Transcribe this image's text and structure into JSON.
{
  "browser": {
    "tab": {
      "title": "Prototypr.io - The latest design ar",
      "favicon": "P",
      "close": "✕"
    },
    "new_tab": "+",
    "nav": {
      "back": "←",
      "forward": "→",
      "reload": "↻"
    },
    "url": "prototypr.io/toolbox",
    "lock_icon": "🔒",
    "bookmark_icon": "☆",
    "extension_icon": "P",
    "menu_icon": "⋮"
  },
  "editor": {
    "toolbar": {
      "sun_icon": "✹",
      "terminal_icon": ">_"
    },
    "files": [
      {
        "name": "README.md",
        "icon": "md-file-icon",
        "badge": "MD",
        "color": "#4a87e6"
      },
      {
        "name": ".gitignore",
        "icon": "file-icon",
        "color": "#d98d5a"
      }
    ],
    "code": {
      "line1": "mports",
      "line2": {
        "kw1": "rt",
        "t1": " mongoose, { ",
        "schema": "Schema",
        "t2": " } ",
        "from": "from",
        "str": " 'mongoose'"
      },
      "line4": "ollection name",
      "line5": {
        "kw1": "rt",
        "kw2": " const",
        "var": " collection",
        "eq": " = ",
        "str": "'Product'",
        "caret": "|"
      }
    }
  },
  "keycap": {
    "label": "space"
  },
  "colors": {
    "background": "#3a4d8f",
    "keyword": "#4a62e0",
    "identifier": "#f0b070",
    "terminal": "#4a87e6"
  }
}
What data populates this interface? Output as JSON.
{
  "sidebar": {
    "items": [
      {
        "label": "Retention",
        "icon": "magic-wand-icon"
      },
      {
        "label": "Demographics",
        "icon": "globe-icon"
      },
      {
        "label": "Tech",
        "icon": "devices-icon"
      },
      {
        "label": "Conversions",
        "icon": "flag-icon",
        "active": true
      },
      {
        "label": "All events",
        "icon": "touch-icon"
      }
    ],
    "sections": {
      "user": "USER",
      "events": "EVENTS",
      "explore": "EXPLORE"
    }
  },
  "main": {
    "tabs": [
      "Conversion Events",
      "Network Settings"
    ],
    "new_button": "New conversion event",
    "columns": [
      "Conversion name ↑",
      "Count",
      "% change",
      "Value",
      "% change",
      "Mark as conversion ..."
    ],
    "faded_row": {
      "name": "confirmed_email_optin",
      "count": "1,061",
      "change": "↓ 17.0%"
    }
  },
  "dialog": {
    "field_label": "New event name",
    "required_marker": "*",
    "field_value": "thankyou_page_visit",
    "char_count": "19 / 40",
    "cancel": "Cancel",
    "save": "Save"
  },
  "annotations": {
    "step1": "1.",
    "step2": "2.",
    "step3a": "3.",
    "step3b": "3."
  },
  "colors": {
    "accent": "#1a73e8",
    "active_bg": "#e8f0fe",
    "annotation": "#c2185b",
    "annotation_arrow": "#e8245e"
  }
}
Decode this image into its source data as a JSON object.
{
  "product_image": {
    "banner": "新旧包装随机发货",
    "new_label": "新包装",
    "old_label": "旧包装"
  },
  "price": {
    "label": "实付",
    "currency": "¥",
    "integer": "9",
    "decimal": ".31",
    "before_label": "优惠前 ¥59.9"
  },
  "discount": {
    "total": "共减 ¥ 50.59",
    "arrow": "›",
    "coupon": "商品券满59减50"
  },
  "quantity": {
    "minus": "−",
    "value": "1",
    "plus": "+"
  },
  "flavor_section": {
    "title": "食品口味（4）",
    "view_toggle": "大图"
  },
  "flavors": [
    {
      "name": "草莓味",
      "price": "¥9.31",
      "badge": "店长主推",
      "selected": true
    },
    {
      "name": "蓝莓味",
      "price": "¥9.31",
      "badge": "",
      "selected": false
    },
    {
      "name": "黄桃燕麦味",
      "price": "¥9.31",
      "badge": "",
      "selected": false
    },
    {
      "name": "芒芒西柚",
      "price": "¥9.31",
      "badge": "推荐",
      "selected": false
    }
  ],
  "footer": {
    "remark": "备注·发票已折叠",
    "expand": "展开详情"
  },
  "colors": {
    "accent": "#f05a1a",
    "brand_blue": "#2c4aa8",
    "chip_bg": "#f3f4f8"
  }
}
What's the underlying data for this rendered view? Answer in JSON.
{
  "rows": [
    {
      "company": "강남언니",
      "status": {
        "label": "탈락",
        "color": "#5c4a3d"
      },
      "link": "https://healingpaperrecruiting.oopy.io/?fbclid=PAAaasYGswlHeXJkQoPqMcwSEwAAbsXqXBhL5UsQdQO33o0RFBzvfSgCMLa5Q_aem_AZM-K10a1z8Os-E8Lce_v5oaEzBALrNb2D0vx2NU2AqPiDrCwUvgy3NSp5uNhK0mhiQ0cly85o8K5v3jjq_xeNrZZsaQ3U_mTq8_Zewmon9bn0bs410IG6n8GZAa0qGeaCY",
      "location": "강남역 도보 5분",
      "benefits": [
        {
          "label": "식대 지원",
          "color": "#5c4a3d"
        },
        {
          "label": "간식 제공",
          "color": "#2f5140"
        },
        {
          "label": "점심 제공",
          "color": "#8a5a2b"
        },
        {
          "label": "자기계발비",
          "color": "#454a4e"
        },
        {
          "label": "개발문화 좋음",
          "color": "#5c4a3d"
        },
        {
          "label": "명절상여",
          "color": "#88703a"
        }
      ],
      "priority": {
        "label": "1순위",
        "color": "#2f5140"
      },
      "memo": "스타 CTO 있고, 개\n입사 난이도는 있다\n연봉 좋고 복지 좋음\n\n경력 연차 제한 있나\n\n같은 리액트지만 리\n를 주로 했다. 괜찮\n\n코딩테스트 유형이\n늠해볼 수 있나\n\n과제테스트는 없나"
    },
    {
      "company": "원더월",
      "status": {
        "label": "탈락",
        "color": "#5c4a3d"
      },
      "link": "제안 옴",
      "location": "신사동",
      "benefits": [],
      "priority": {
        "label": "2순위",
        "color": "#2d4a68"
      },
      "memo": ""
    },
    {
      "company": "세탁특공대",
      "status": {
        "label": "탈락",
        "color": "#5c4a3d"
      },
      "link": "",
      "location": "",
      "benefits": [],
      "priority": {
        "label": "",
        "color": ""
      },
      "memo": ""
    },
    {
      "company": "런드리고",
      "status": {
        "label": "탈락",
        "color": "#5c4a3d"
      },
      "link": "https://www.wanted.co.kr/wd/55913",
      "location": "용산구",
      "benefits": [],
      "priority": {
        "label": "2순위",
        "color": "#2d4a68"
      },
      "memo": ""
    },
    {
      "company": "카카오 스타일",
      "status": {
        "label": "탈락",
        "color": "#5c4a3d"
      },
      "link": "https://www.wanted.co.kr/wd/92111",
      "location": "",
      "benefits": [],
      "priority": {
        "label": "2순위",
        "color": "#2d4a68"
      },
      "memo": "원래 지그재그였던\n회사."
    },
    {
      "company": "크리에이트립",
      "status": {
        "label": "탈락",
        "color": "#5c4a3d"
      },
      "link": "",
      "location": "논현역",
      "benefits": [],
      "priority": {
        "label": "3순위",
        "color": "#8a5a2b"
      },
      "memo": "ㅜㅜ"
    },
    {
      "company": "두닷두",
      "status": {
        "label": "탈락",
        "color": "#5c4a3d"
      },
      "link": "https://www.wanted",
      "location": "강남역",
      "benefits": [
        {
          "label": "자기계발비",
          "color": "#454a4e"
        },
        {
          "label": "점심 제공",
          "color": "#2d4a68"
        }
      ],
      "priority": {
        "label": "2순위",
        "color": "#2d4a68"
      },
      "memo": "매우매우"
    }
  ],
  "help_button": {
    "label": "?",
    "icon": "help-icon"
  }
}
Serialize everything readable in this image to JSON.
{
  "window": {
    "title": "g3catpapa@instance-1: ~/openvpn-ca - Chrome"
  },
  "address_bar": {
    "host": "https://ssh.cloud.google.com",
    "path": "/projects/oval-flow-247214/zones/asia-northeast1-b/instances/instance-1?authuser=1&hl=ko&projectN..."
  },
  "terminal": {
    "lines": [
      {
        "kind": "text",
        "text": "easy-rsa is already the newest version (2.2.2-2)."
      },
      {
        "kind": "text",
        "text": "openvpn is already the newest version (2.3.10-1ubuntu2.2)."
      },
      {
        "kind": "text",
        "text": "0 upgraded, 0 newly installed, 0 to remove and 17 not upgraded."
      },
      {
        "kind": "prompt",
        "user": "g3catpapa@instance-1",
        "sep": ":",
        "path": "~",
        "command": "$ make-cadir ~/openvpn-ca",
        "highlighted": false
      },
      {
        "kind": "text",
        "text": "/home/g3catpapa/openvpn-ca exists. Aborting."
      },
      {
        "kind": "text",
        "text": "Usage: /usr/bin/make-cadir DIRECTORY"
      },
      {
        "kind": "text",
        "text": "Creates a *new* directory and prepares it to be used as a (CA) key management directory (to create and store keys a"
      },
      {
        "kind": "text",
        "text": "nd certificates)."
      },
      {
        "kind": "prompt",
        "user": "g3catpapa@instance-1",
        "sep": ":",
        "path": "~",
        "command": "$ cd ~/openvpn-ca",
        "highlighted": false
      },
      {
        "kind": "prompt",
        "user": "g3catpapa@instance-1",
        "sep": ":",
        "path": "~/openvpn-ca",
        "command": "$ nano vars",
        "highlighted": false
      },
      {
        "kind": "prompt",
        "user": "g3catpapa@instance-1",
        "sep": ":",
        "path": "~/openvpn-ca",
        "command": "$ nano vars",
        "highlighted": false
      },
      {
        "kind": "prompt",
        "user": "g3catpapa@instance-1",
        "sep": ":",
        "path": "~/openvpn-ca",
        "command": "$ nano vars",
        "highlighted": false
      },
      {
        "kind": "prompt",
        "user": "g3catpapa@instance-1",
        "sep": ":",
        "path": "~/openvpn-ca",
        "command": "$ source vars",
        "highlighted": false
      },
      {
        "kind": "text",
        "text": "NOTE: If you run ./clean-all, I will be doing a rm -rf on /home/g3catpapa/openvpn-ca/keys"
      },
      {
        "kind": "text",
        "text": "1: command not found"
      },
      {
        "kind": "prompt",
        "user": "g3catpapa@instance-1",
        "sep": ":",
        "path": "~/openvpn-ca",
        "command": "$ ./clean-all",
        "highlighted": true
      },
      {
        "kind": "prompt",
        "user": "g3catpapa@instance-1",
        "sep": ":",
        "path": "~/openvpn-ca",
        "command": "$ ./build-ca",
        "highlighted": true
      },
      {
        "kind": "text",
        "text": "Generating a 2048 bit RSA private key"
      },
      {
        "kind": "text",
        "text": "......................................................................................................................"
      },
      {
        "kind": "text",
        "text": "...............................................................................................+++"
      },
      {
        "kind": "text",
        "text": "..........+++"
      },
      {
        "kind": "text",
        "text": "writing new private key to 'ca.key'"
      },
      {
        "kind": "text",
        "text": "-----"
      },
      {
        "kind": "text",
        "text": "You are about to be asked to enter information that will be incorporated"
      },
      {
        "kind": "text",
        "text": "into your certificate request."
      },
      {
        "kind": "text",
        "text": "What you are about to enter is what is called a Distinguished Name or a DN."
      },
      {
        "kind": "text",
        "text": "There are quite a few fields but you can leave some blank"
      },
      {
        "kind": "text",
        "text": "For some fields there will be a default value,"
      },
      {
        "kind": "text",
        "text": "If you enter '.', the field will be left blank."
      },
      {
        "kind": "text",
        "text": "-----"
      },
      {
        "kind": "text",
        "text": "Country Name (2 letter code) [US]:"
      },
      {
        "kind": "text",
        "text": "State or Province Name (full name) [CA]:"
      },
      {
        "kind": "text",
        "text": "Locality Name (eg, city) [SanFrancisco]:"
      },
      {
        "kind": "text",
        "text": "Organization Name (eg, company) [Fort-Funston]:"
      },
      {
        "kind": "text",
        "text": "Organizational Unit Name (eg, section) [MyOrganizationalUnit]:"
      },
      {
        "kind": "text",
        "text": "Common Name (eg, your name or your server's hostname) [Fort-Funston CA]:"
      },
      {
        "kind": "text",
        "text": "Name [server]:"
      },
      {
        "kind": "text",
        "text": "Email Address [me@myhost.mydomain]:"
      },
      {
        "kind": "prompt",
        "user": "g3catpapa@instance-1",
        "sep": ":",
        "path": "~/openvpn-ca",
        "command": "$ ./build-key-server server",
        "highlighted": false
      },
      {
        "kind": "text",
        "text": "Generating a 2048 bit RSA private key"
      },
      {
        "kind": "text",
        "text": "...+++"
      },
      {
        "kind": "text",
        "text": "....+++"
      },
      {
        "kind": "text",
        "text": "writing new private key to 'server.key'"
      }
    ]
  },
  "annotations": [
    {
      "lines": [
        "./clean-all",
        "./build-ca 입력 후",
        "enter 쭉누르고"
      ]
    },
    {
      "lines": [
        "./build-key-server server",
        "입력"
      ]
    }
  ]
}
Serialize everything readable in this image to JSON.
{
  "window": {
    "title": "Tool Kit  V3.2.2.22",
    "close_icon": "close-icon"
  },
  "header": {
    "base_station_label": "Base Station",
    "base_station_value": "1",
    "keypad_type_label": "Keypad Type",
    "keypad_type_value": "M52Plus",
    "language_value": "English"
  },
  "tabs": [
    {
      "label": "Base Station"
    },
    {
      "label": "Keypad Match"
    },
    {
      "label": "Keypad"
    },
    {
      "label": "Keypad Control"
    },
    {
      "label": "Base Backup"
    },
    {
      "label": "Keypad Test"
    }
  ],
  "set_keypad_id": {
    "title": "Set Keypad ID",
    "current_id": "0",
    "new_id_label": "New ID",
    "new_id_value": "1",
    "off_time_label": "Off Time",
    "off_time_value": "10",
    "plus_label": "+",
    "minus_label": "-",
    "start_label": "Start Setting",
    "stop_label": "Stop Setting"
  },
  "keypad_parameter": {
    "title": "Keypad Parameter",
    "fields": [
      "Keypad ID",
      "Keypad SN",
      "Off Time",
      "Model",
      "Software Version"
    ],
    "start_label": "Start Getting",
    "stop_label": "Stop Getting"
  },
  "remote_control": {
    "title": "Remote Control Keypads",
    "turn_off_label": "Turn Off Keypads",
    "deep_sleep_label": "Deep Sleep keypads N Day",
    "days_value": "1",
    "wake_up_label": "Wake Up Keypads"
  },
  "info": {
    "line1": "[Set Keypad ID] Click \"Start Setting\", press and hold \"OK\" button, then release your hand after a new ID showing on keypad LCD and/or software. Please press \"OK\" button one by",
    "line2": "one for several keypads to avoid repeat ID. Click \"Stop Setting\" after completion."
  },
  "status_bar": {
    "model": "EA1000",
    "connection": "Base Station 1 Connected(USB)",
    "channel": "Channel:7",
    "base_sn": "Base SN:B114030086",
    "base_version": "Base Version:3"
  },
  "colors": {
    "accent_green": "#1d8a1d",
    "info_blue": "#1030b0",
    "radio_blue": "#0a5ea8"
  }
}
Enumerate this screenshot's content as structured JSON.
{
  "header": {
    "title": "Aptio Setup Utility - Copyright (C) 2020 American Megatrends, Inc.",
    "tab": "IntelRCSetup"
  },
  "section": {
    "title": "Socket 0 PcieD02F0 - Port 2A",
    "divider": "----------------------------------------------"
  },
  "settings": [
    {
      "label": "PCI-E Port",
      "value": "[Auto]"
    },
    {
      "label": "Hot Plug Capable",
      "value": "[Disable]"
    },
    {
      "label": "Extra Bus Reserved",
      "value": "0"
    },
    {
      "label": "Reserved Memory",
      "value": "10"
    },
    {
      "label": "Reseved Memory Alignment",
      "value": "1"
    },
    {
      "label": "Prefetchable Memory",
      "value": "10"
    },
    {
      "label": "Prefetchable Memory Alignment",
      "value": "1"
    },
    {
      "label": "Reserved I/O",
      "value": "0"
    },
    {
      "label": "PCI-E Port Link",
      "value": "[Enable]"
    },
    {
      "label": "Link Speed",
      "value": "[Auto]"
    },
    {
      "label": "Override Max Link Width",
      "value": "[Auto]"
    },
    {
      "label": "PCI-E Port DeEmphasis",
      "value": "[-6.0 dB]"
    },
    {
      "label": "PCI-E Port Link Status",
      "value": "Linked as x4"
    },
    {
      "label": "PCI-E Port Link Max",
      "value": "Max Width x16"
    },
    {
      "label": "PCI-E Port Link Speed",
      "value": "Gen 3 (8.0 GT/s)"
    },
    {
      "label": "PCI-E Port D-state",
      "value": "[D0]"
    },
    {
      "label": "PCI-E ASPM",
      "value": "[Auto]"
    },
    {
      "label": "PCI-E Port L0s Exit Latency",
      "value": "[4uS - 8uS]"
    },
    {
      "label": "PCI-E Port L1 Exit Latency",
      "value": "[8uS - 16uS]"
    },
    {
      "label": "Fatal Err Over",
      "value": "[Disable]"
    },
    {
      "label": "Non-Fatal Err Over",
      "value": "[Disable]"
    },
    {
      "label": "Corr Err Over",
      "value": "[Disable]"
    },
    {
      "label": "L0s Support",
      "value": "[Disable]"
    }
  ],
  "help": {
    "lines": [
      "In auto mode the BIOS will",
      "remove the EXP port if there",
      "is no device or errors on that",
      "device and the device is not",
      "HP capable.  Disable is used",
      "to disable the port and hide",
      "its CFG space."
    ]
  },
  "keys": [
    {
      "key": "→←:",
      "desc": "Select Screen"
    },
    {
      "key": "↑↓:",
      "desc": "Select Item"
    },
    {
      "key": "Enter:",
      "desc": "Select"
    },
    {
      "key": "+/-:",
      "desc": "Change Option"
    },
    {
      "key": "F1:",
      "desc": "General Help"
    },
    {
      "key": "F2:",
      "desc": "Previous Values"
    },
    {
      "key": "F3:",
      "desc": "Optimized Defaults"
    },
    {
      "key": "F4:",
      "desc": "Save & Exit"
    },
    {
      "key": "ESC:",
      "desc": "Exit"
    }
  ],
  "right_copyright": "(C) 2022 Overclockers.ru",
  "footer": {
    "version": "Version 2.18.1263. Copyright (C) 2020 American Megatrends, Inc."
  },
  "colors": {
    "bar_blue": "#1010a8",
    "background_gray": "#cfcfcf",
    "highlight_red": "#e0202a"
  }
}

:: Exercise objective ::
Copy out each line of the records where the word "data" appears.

:: Answer to the exercise ::
What data populates this interface? Output as JSON.
Decode this image into its source data as a JSON object.
What's the underlying data for this rendered view? Answer in JSON.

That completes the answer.